In my mind, there are probably a few more cities more depressing than Berlin under clouds but I haven’t been to one yet.  My last trip to Berlin was thirty years ago as winter approached, and my expectations for today’s visit have been shaped considerably by that experience.  It was barely after the fall of the wall when the neglect and deterioration of the city from the communist deformation was evident.  It seemed the environment, particularly in the eastern zone, created its own overcast.  Of course, times have changed, and Germany has (or soon to have had) the strongest economy of the European Union, so I expect the malaise I detected thirty years ago has been overcome and that even the clouds and rain may become something else to appreciate.

Before leaving the airport Paula and I took some time for coffee and to steel ourselves to plunge into the Our Next Great Adventure.  By the time we left the airport, the sun was shining in a dark blue sky.  My skepticism has not necessarily served me well, but it has at least been a trustworthy companion.  We plunged into the city, confident or our ability to steer ourselves through an area where we have little understanding of the language and considerable ignorance of societal dynamics.  After a short break at our hotel we decided we should take a long walk in the city to delay the inevitable encounter with jet lag.  We immediately somehow locked ourselves out of the hotel, on a roof-top terrace in midst of a gigantic downpour.

How does that statement end? You know the one that starts “Past performance. . . . . ” Fortunately, we had both an umbrella and a cell phone so were able, after several calls to the front desk, were eventually liberated by a young woman who lectured us sternly, in the way only a German can lecture, and advised us not to engage in any further misbehavior.

There will be no photographs in this post.  It is only a teaser, an introduction to our new next adventure, about which we will describe in upcoming posts.  We will write about our sixteen-hour layover in New York City, and the two overnight flights we completed.  We will catch you up on our day in Manhattan and the joys of experiencing the city as a couple of “out of towners” (intentional reference to the movie).  We will also fill you in on how we happen to be where we are and where we intend to be next.

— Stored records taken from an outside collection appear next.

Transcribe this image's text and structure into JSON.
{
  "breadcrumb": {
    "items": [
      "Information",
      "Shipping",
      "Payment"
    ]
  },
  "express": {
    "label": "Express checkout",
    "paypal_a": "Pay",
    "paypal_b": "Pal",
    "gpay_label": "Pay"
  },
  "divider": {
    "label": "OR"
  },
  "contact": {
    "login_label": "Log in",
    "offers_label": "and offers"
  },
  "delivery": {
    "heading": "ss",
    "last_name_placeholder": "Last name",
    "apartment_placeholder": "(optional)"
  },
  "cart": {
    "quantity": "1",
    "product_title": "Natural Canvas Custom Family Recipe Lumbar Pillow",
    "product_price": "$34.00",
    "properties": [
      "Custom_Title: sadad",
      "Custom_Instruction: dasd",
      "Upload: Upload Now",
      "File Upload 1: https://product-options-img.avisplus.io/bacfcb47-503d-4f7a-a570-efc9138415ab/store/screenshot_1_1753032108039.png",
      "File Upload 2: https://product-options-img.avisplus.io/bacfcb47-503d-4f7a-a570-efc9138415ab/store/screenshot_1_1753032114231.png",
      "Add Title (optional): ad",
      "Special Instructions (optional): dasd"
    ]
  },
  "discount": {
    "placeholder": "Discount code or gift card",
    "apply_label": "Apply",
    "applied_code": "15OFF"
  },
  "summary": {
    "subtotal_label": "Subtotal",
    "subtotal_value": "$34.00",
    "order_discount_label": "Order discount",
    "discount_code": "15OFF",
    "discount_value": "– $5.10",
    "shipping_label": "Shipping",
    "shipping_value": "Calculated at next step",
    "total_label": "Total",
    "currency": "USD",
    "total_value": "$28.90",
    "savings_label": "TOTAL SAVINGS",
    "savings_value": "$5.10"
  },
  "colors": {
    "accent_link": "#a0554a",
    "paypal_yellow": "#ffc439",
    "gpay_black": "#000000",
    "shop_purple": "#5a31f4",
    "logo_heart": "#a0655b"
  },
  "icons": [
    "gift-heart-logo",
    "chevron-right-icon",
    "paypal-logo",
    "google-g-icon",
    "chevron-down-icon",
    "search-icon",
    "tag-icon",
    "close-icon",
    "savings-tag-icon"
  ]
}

I am also uploading this post as an advisory for those of you who would think a good drenching is an acceptable substitute for abundant sunlight to stave off jet lag.  It’s nearly two o’clock in the morning and I’m in the lobby typing away.  Club music is playing over the speakers and young folks, in well lubricated good humor, are streaming in towards the elevator as I wonder how it is Tuesday night is a party night in Berlin.

Another bit of warning.  This blog will be over-taken by events.  By the next time one of us posts again we will be somewhere else.  Our hotel has a nightly rate slightly more than a round trip flight to JFK, so tomorrow we will be on a southbound train for a destinationabout which we will discuss later.

Fare thee well, for now.